Given its part in fueling the writing of this piece, it would be wrong to exclude Germany’s Haribo – producers of the famous gummy bear and sours mix – from our list. The company name is an acronym for “Hans Riegel, Bonn,” the name of its founder and original location. Regrettably, Haribo doesn’t offer factory tours but, if you’re a fan of the company’s Goldbears, it’s certainly worth a visit to one of the factory shops in Bonn, Solingen Mainbernheim or Wilkau-Hasslau. For the fussy, they exclusively offer “sorted” versions of the Goldbear – albeit in two-pound bags. Embrace the mother of all sugar rushes.

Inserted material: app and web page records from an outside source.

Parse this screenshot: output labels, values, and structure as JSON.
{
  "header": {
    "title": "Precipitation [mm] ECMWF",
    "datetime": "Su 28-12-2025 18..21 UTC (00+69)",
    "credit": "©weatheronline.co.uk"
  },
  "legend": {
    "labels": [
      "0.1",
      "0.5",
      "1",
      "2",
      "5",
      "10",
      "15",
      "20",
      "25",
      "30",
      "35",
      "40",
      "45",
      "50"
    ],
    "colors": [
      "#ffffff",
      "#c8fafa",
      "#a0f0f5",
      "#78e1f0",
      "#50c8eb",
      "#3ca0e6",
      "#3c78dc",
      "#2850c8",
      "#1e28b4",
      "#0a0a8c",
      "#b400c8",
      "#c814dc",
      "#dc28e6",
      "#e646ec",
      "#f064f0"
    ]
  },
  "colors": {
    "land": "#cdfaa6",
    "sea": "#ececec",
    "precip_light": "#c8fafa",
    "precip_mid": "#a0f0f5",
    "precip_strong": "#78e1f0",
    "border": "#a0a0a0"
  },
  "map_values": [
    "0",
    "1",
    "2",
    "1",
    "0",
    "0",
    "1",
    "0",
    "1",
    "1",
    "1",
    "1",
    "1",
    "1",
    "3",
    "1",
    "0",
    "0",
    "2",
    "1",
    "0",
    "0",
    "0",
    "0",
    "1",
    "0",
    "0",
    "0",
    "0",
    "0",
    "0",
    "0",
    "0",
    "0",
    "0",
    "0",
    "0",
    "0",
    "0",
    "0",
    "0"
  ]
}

And finally to London. To misquote: “He who is tired of London candy is tired of candy.” As you might expect from the former capital of the British Empire, London, much like its British Museum, has managed to collect in one place some of the finest candy treasures from around the world. As an aside, the Museum’s shop features an occasional line in history-themed candy; King Tut-shaped chocolate anyone? The West End department stores have extensive ranges and impressive displays: Check out Selfridges for Artisan du Chocolat’s hot chocolate and bars ranging in flavor including Masala Chai, Mole Chili and Orchid & Orange blossom. Or, mix your vices and go for the Tobacco option. But, if you’re looking for that unique gift for your loved one, take a look at Harrods or Piccadilly’s Fortnum & Mason, which offer Colombian Chocolate covered Ants (they taste like peppery peanuts apparently – except with six legs) or Antlix lollipops. For candy aficionados of all sorts, the city’s Covent Garden area is worth a visit. Hope & Greenwood is a new-fashioned sweet and homeware shop where, alongside flying saucers and jelly cherry hearts, you’ll find newer treats like strawberry and ice cream candy floss. The area is also home to one of Hotel Chocolat’s flagship stores, which roasts cocoa beans onsite, features a Cocoa Bar cafe and, alongside all sorts of edibles, a range of cocoa-scented perfumes. Alternatively, get yourself over to the company’s cocoa-themed restaurant, Rabot 1745. If you’re looking for something a bit more unusual, try the much-heralded artisan chocolatier Paul A Young, who has a store in nearby Soho that offers a smorgasbord of unusual and iconic taste combinations including chocolate and stilton – and Marmite truffles. You’ll either love ’em or….
If you’re addicted to the online sugar rush that is Candy Crush Saga, look out for the latest brand extensions in the shape of themed sweets – Candy Crush Jelly Fish, Fruit Gummies and Color Bombs (with rainbow sprinkles, of course). With sweets grouped by pop culture, category, brand and country, CyberCandy might be just the place to visit for a taste of home – or to help you decide on your next sweet destination.
Now, if I can only find that rare Gummy Venus de Milo. In the words of Homer Simpson; “She can’t have got far, she has no arms….”
(Main image: butterflysha)